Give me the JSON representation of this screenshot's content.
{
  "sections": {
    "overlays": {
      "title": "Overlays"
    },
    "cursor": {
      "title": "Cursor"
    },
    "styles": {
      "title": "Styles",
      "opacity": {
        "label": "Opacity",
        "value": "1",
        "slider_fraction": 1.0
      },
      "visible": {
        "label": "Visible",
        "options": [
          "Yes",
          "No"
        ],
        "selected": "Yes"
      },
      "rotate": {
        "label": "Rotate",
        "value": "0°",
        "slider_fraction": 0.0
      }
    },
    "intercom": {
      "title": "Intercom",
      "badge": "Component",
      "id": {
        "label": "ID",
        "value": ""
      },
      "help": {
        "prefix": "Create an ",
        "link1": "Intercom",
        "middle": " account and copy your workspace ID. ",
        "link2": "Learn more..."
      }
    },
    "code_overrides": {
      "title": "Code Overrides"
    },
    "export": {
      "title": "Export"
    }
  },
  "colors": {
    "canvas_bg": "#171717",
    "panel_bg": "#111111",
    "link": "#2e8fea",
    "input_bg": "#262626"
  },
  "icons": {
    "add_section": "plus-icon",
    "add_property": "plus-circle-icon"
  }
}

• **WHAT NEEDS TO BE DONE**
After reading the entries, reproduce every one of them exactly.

• **SOLUTION FOR THIS EXERCISE**
Give me the JSON representation of this screenshot's content.
{
  "sections": {
    "overlays": {
      "title": "Overlays"
    },
    "cursor": {
      "title": "Cursor"
    },
    "styles": {
      "title": "Styles",
      "opacity": {
        "label": "Opacity",
        "value": "1",
        "slider_fraction": 1.0
      },
      "visible": {
        "label": "Visible",
        "options": [
          "Yes",
          "No"
        ],
        "selected": "Yes"
      },
      "rotate": {
        "label": "Rotate",
        "value": "0°",
        "slider_fraction": 0.0
      }
    },
    "intercom": {
      "title": "Intercom",
      "badge": "Component",
      "id": {
        "label": "ID",
        "value": ""
      },
      "help": {
        "prefix": "Create an ",
        "link1": "Intercom",
        "middle": " account and copy your workspace ID. ",
        "link2": "Learn more..."
      }
    },
    "code_overrides": {
      "title": "Code Overrides"
    },
    "export": {
      "title": "Export"
    }
  },
  "colors": {
    "canvas_bg": "#171717",
    "panel_bg": "#111111",
    "link": "#2e8fea",
    "input_bg": "#262626"
  },
  "icons": {
    "add_section": "plus-icon",
    "add_property": "plus-circle-icon"
  }
}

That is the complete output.